## Work request
Omit the images. Reproduce each line of the records exactly as it appears.

## Data records

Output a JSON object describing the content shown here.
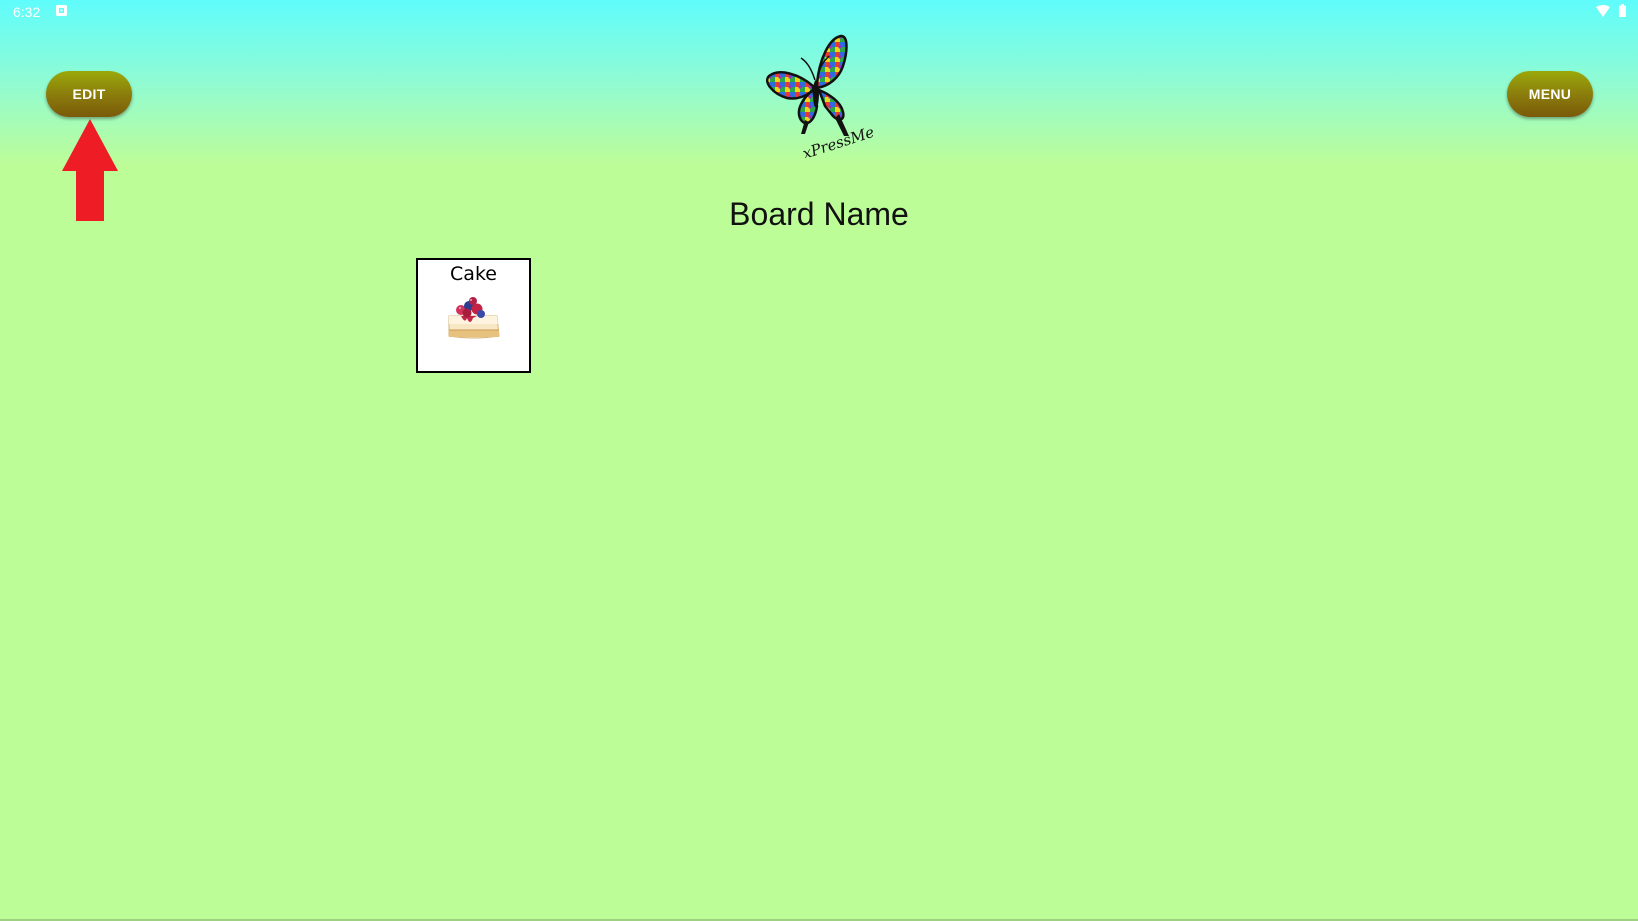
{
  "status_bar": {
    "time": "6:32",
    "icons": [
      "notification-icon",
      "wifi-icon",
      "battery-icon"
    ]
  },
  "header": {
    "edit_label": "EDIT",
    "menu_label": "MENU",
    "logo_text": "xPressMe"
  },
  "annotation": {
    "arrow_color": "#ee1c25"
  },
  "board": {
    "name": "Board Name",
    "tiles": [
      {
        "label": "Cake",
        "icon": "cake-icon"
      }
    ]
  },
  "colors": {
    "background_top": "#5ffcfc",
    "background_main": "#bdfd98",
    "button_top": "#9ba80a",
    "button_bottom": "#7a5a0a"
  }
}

## Result for this task
Output a JSON object describing the content shown here.
{
  "status_bar": {
    "time": "6:32",
    "icons": [
      "notification-icon",
      "wifi-icon",
      "battery-icon"
    ]
  },
  "header": {
    "edit_label": "EDIT",
    "menu_label": "MENU",
    "logo_text": "xPressMe"
  },
  "annotation": {
    "arrow_color": "#ee1c25"
  },
  "board": {
    "name": "Board Name",
    "tiles": [
      {
        "label": "Cake",
        "icon": "cake-icon"
      }
    ]
  },
  "colors": {
    "background_top": "#5ffcfc",
    "background_main": "#bdfd98",
    "button_top": "#9ba80a",
    "button_bottom": "#7a5a0a"
  }
}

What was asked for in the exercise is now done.